Not all campgrounds are created equal. Sometimes, we encounter some that clearly weren’t made for modern-day big rigs like ours. They have narrow roads, low-hanging tree branches, and tight turns. The state park in Traverse City, Michigan, comes to mind.
Thomson Causeway Campground in Thomson, Illinois, is not one of those. An Army Corps of Engineers campground, it offers plenty of room for big rigs and features expansive views of the mighty Mississippi River — for only $20 a night for 50-amp electric hookups, a necessity in this incredibly humid area. It also offers access to potable water and a dump station.
The Thomson Causeway Recreation Area is actually built on an island in the Mississippi. The Woodland Indians used this island for hunting, trading, and rituals. You can even find Indian burial mounds on the premises.
Clinton: Iowa’s Easternmost City
We chose Thomson Causeway for its proximity (across the river) to Clinton, Iowa, where we had friends we hadn’t seen in 15 to 20 years. We got together with Shawn and Christina and their amazing children many times to catch up, play games, eat, chat around a campfire, and sightsee.
Fulton, Illinois, and an Engineering Wonder

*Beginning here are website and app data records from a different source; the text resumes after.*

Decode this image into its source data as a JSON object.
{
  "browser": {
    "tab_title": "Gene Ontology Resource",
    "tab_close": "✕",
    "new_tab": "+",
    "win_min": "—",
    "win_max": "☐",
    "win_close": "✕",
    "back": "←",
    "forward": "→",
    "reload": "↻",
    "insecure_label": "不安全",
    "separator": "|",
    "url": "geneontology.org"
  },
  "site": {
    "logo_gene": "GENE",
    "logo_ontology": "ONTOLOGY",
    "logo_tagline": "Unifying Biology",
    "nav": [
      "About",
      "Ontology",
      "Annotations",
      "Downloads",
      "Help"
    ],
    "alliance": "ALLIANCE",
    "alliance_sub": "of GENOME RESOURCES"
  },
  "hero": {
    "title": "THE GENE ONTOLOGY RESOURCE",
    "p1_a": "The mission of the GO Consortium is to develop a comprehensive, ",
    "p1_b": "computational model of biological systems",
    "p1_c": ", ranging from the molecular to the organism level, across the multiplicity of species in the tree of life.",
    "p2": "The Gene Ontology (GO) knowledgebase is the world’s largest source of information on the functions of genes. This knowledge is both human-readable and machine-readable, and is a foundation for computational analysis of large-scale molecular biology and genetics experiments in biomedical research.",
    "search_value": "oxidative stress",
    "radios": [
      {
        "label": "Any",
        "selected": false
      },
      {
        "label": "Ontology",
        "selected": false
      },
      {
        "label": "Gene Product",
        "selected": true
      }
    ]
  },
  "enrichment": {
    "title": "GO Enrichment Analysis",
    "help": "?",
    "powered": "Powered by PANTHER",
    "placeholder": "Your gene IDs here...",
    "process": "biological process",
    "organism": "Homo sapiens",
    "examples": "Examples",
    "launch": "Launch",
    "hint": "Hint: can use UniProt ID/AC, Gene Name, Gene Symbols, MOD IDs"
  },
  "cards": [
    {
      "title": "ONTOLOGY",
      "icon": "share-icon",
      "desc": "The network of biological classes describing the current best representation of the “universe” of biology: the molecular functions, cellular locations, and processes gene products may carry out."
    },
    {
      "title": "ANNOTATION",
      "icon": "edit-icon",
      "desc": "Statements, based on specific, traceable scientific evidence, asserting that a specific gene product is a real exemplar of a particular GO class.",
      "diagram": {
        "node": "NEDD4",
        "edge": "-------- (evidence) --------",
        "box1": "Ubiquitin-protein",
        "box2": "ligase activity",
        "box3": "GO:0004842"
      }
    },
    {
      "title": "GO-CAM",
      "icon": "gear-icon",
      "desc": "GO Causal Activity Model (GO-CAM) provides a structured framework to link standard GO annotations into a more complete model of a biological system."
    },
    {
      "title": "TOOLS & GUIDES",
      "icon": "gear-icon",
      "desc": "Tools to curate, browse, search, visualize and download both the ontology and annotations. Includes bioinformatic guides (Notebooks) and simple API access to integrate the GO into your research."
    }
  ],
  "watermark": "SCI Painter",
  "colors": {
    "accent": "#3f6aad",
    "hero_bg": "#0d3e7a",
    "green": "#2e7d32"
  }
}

The Great River Bike Trail spans 60 miles along the river in Illinois. We took out our bikes for a 13-mile round-trip adventure on a portion of it to see Lock and Dam No. 13, an engineering marvel of the Army Corps of Engineers in Fulton. A series of 29 locks and dams stretch along the upper Mississippi from Minneapolis to Granite City, Illinois, to help boats gradually adjust to the 420-foot drop in the river’s water level.
We didn’t get to see a boat going through the lock but are glad we visited the structure nonetheless. It reminded us of our trip to Soo Locks in Michigan’s Upper Peninsula.
Our bikes survived the ordeal without running out of battery power, but we learned that distance was about the extent they can go on a single charge.
Wisconsin: Across the River from Dubuque, Iowa
We glimpsed our first view of the Mississippi River on our way westward in Dubuque, Iowa. We stayed at a campground in Cuba City, Wisconsin, across the river from Dubuque and ventured into the Iowa city for a pleasant evening on the river.
For a nightly fee of $50 for full hookups at the Wisconsin campground, we got to be packed in with other RVs like sardines. When we set up, all I could see outside my office window was the window of another RV. Thankfully for us, the RVs on either side of us left the next day, and those spaces stayed free until the night before our departure.
Despite the tight accommodations, we enjoyed our stay in Wisconsin, sampling different cheeses (and, of course, cheese curds), playing some pool, and photographing gorgeous sunsets.
This is the travel blog of full-time RVers Bob and Lana Gates and our truck, Gulliver, and fifth wheel, Tagalong.